We can estimate the value of the contract profits flows as the Present Value of those cash flows discounted at the appropriate risk adjusted discount factor. Again note I’m not calculating the total value of the contracts but only of the value of the excess returns after cost of risks and operational costs allocations.
Taking some calculation shortcuts, the values are as indicated in the table below. We can now calculate the “Fair Value” of the excess net returns generated. Without surprise Portfolio C remains the best choice if you look at the relative excess value to per value of risk unit, between ( ).
Portfolio A: € 2,549 (462%)
Portfolio B: € 529 ( 63%)
Portfolio C: € 2,117 (449%)
Portfolio D: € 899 (133%)
This indicated that the sustainable long term excess value of portfolio A outweighs the reduced risk of portfolio C.
Relationship Adjusted Value decomposition

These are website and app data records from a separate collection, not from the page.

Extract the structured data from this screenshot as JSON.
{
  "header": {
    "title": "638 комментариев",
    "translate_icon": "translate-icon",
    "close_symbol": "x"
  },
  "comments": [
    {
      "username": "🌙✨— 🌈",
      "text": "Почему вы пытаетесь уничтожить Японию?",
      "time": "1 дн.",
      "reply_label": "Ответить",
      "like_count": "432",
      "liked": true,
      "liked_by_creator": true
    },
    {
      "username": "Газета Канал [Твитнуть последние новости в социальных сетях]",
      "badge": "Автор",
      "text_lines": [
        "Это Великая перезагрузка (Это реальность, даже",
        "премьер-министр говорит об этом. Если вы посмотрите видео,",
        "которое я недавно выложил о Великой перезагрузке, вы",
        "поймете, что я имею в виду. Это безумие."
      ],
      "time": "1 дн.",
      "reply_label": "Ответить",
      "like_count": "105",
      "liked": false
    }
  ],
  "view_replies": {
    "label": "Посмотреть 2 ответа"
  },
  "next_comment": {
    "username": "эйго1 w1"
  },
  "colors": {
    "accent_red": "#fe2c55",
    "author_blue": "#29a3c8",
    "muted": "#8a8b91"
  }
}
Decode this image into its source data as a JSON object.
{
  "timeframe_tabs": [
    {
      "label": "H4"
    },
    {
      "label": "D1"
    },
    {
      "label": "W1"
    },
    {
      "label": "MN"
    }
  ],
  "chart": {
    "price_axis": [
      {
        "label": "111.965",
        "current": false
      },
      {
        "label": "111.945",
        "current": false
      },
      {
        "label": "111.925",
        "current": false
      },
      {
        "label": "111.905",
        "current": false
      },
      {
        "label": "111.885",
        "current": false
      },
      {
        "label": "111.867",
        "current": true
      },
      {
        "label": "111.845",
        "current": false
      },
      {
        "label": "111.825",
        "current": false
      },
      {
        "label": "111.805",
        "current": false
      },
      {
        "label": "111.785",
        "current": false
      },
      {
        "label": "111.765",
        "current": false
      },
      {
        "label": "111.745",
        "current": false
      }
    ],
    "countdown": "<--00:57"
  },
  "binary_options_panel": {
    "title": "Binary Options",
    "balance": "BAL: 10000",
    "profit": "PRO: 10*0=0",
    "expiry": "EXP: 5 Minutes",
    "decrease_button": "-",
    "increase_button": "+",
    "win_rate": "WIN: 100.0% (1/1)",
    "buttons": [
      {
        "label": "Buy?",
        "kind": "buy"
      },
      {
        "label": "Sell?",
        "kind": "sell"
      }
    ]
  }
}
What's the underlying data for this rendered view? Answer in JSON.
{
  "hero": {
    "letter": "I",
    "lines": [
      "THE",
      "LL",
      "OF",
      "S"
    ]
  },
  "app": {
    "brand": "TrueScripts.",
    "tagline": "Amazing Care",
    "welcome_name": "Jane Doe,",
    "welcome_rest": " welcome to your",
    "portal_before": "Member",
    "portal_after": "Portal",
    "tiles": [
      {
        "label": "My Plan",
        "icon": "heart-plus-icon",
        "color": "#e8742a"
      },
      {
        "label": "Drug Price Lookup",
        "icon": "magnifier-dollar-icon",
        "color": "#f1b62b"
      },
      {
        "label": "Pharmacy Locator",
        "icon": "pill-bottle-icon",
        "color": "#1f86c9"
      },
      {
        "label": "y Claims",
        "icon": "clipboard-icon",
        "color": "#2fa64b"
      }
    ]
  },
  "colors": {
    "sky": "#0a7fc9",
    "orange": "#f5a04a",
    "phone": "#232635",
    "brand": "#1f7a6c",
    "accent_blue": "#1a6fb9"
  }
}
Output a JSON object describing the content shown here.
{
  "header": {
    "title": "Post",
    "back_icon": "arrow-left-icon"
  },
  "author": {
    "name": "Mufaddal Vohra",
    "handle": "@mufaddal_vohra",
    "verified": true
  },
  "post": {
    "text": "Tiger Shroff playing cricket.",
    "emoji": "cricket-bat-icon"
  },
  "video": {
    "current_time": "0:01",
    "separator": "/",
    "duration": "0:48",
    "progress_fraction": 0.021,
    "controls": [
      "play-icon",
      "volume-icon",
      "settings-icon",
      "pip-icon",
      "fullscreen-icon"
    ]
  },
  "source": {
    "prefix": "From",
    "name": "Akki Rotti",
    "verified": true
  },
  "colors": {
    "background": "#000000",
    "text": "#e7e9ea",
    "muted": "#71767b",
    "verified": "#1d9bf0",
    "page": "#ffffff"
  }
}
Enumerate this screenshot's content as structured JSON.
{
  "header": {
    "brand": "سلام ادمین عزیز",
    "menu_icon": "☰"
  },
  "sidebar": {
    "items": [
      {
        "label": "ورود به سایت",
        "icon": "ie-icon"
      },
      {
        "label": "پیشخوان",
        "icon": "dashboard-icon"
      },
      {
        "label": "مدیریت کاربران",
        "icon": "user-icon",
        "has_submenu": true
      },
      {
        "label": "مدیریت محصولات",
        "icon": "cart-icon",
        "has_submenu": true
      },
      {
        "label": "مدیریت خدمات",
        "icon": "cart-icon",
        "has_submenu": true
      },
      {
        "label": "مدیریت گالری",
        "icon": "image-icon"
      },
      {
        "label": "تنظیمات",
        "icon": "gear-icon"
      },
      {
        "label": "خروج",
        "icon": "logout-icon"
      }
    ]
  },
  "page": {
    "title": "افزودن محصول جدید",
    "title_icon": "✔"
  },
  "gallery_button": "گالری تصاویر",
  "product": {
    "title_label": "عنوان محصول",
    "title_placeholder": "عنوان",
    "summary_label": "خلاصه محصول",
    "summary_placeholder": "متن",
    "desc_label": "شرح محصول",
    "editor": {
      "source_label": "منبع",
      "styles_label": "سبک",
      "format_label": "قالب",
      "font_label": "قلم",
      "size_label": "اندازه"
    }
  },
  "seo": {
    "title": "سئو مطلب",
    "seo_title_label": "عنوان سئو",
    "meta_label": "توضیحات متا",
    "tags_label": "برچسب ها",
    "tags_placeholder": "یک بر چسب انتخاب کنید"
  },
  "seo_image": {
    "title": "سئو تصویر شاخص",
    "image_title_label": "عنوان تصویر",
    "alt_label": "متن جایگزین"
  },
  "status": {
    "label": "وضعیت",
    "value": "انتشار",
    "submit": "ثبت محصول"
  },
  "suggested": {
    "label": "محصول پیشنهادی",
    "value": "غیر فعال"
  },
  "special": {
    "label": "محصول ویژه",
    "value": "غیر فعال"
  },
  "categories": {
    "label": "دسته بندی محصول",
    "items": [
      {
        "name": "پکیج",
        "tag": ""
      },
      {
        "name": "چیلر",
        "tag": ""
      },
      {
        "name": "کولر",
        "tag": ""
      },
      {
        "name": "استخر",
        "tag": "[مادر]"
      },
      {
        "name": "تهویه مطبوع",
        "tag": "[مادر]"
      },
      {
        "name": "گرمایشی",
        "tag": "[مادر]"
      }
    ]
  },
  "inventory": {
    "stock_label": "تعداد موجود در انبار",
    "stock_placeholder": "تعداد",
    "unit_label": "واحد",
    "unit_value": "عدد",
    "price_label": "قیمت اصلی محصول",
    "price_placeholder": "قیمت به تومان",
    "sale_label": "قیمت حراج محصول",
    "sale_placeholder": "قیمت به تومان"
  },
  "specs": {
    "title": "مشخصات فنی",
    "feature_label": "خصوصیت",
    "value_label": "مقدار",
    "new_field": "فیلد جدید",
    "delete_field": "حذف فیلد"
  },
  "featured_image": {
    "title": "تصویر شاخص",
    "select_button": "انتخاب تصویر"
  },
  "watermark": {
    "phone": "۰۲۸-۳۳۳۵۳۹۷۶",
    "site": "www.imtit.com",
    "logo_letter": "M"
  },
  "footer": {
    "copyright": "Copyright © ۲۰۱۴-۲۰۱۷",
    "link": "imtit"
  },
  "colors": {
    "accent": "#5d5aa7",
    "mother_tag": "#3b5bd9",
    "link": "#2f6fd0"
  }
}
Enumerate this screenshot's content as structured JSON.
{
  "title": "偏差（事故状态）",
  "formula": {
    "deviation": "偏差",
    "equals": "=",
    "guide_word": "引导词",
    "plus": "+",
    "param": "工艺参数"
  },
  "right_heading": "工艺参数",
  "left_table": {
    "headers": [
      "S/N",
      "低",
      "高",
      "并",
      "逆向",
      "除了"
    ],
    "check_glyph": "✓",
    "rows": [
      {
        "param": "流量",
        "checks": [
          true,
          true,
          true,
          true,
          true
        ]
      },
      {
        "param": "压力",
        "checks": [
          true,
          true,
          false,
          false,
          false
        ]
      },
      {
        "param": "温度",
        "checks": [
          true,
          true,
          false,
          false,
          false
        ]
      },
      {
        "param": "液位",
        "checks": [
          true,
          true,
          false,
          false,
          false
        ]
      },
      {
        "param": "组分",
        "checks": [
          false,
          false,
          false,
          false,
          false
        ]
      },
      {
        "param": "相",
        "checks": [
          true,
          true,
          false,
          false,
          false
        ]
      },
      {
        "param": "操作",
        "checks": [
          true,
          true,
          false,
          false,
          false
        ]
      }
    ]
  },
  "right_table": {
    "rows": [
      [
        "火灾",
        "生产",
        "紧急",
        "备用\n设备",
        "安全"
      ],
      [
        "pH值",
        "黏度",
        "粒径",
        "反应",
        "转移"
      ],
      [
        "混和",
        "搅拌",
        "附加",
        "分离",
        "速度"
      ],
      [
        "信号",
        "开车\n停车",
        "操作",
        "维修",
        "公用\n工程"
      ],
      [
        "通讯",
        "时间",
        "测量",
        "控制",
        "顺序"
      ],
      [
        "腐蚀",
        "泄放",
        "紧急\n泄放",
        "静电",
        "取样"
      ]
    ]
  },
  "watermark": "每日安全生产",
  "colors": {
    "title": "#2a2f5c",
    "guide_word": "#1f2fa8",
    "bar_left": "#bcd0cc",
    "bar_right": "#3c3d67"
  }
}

The last missing factors to be integrated are the relationship variables: the value of the expected behavioural attitudes of clients with the existing product holdings (attritions, prepayments, drawdown…) but also probability/ propensity that these clients will “buy” other products because of the relationship built on the back of the initial contract A and/ or B (cross sale, up-sale…).
There are many approaches to estimate the value of this potential activity growth (positive or negative growth). The most logic being to estimate the “fair Value” of the expected contracts sold, adjusted for their sales propensities, attrition risks and financial risks.
Combining both values will give us the true Life Time Value of the client or Client Fair Value.
From a financial perspective we are calculating the financial value of the bank’s goodwill created by the growth generated by using its business capacity (distribution network, operational back offices…). Hence we can try to reconcile the market capitalisation value of the bank by adding the fair value of the goodwill with the accounting fair net asset value.
Is this important? I believe that if you don’t measure something you will not manage it. By making the effort of measuring the drivers of value contribution you will define client relationship variables to be managed and priced. Examples of value drivers and business risks that can be quantified and managed include: cost of attrition risk, return on marketing campaigns, and contribution of next best product… plus of course “price the relationship value”!
It is not uncommon to see (even large and advanced banks) budget marketing strategies based on incomplete and sometimes misleading information. One was planning campaigns to reduce attrition of the least profitable clients will doing nothing to retain the more profitable ones, only because they were using average profitability data to segment their client base. Using Life Time Value over 85 % of the client would have been assigned a different profitability segment!
Conclusions
The consequence of mispricing and of approximate profit and value contribution are not trivial.
The mathematics does not need to be rocket science, but a robust analytical model adapted to the business model of the bank and its sales and marketing strategy should be implemented.
In the following blogs I will review the core principles of good pricing strategies.